Older Americans Can Stay Safe and Independent With Low Vision
The number of older Americans with low vision is expected to double in the coming years, as more people are living longer. Low vision describes poor vision that can’t be fixed or improved with glasses, contact lenses or surgery.
People with low vision often have blind spots that can make it difficult or impossible to drive, read or see faces. But the tragedy isn’t that people have lost vision, it’s that most of them believe nothing can be done to improve their quality of life. Eye Care of Delaware is taking the opportunity of September’s Healthy Aging Month to let people know they can retain their independence and stay safe, despite declining vision.
Common Causes of Low Vision in Older Americans
Age-related macular degeneration is one of the leading causes of low vision. Other common contributors include glaucoma, diabetic eye disease, and inherited retinal diseases. Whatever the cause, vision rehabilitation helps people make the most of the vision they have left so they can live as independently as possible.
The field of vision rehabilitation has advanced significantly over the years, offering even more effective technologies and strategies. Today, eye doctors can offer solutions that range from a simple, portable video magnifier that can enlarge text and objects, to high-tech glasses with cameras that allow people to read text and see faces.
More Older Americans Will Suffer From Low Vision – Here Are Some Tips to Make Life Easier and Safer
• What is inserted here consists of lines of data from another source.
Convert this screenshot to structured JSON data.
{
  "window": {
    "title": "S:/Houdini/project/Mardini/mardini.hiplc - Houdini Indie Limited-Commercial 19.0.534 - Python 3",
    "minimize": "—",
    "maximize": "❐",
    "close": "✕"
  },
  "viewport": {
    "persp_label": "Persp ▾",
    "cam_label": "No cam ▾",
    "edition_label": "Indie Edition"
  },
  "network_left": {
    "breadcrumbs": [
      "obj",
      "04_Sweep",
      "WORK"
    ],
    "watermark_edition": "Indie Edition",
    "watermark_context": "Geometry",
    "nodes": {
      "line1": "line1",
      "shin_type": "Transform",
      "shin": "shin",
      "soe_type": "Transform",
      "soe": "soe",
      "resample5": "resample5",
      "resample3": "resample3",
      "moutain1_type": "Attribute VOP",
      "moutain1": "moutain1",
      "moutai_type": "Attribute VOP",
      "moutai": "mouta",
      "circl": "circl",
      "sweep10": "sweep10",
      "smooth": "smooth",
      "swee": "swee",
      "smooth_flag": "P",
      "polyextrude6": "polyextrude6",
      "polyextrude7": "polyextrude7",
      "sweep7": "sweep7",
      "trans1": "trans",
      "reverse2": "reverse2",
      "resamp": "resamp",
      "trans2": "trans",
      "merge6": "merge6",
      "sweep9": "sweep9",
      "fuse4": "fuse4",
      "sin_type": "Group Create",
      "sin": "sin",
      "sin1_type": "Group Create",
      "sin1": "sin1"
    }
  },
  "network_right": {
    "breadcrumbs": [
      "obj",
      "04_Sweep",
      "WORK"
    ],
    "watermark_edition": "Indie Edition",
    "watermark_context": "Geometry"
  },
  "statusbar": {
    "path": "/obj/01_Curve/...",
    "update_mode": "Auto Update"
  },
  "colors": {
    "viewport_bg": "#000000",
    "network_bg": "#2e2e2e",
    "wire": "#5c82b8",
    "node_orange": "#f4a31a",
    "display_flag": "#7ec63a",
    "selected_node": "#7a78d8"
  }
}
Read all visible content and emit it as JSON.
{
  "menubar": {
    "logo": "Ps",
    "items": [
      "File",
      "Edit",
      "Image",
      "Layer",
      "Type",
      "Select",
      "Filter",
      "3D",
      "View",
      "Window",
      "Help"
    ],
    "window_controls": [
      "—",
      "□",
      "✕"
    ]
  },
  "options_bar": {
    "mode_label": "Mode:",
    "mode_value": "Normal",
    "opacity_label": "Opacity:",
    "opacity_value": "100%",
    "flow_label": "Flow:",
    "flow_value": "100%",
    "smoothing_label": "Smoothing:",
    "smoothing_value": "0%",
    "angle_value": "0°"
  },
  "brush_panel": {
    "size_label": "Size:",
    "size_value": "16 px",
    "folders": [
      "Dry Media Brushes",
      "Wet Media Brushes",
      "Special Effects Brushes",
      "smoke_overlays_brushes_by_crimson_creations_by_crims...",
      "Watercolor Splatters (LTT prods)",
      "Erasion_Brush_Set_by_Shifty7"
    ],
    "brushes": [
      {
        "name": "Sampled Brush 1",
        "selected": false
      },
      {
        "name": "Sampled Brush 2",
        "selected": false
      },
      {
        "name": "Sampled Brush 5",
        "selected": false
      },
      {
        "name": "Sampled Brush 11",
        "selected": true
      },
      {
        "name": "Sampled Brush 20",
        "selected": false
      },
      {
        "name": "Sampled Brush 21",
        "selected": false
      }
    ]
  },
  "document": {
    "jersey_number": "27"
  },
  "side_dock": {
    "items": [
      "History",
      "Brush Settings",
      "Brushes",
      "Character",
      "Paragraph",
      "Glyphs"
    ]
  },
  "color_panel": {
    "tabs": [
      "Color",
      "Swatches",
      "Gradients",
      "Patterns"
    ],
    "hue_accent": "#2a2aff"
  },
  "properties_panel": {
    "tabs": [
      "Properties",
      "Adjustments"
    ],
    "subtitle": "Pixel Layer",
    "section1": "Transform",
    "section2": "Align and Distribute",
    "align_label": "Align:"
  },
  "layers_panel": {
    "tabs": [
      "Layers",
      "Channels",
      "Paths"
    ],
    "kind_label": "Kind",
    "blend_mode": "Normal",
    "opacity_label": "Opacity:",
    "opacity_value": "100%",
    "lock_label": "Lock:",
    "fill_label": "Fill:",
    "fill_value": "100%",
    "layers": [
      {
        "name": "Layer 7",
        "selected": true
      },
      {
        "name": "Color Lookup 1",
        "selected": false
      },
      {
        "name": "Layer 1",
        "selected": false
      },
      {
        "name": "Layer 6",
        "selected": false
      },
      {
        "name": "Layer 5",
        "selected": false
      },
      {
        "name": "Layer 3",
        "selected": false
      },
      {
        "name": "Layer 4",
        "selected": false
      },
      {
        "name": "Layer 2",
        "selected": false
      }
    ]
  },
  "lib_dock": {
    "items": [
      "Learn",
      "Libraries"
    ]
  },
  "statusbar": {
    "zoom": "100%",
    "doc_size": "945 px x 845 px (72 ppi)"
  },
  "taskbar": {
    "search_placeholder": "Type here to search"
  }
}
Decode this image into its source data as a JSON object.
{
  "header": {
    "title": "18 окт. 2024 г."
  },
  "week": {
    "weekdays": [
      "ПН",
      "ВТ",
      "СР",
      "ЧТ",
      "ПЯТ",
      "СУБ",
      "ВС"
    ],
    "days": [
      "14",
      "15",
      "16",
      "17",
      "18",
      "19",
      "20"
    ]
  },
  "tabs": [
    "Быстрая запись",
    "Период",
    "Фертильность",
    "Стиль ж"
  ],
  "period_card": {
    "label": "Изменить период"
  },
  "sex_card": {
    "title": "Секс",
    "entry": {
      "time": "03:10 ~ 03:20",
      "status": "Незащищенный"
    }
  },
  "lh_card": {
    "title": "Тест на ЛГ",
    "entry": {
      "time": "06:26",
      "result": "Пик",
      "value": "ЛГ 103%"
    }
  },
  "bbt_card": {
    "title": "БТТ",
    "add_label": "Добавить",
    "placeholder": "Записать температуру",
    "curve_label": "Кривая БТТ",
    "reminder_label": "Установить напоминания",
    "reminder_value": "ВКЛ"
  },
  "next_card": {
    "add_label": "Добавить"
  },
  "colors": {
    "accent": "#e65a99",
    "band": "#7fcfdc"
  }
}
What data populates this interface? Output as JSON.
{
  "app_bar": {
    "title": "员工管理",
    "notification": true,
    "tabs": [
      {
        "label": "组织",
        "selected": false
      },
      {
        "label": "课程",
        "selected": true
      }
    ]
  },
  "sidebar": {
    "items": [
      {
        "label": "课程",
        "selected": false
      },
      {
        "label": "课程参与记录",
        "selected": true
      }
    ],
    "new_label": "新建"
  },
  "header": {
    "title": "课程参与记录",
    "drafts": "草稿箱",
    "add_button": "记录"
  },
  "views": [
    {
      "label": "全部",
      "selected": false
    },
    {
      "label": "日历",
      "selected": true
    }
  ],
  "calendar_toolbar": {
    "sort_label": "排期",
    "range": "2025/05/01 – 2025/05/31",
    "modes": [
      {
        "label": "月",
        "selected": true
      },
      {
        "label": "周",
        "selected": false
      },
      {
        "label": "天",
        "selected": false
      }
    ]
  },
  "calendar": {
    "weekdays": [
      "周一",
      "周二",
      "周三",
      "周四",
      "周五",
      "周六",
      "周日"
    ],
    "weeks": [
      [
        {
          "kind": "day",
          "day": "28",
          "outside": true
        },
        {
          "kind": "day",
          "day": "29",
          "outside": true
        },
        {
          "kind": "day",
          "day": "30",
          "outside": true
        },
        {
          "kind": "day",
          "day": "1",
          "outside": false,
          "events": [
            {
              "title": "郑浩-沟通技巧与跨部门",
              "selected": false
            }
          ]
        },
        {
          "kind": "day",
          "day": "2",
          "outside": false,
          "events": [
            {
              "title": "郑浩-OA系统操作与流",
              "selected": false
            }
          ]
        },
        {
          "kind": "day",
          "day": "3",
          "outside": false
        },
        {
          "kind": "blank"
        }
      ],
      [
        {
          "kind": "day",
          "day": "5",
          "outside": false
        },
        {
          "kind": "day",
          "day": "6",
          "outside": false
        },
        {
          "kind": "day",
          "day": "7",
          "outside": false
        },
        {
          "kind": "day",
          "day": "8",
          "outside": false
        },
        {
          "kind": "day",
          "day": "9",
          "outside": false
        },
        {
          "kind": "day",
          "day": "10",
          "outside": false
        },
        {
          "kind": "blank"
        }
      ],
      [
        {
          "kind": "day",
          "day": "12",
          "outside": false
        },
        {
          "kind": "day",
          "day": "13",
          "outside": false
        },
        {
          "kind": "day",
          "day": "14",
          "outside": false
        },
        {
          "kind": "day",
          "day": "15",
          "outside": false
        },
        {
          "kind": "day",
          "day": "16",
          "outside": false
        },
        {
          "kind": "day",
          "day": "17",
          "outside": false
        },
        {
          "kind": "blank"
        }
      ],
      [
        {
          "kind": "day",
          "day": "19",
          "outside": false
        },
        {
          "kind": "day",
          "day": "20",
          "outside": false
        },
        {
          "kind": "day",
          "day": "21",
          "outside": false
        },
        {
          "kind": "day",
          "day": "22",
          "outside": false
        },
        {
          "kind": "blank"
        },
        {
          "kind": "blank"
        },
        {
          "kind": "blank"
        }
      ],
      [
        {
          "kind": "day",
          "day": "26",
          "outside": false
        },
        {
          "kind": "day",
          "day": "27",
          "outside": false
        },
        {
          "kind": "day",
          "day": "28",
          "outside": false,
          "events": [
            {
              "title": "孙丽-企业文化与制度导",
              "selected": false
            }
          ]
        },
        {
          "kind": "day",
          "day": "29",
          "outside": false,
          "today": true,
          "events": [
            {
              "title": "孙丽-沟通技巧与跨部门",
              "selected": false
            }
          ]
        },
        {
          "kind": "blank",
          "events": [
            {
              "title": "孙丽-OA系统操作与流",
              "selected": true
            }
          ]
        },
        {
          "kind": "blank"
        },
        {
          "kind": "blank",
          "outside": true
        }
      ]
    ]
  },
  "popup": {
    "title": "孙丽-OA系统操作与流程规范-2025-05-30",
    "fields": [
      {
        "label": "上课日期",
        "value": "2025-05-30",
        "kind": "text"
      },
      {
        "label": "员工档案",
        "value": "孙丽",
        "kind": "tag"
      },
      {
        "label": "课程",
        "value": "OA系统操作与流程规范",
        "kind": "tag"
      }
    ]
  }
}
Put dark place mats under white place settings, buy rugs that are a contrasting color with the floor – and kitchen towels and cutting boards that contrast with the countertop. Use contrasting colored tape along the edges of rugs, stairsteps and lamp shades.
Every year, about 3 million older Americans are treated for injuries from falls, according to the Centers for Disease Control and Prevention. Many of these falls are caused by low vision. Add lighting to staircases and dark hallways. Remove rugs from hallways to prevent tripping. Task lighting in the kitchen can also make food preparation safer and easier.
Reduce Clutter and Organize
A cluttered house is more difficult to navigate, and can contribute to falls and frustration. When each item has a specific place and is identified with a high-contrast label, it’s easier to locate items needed for everyday living.
Books on tape and personal voice-activated assistants, like Google Home or Amazon’s Alexa, can be enormously helpful for people who can no longer see well enough to read, dial a phone or set a thermostat.
Visit an Eye Doctor
Most importantly, see an eye doctor to determine the full extent of vision loss and exact location of blind spots. A low vision specialist can then recommend the best techniques and devices to help patients get around their individual challenges.
Get Regular Vision Check-Ups for Early Treatment
Unfortunately, many patients are referred for vision rehabilitation as a last resort, once their eye disease has advanced to a late stage. Refractive surgery is most effective when introduced early in a patient’s visual loss, so they can involve themselves in the process as they learn how to move around in their new world.
“The prospect of being unable to drive, read or see loved one’s faces is frightening and can lead some people to withdraw from life,” said John D. Shepherd, M.D., a clinical spokesperson for the American Academy of Ophthalmology. “While there isn’t one strategy or tool that works for every person, vision rehabilitation offers hope. It can help people stay in their homes and keep doing the things they love to do.”
Don’t Wait – Schedule an Eye Appointment Today!
Early treatment is most effective in treating eye diseases and conditions. So, visit your eye doctor regularly. To make an appointment with Eye Care of Delaware, call (302) 454-8800 or contact us online.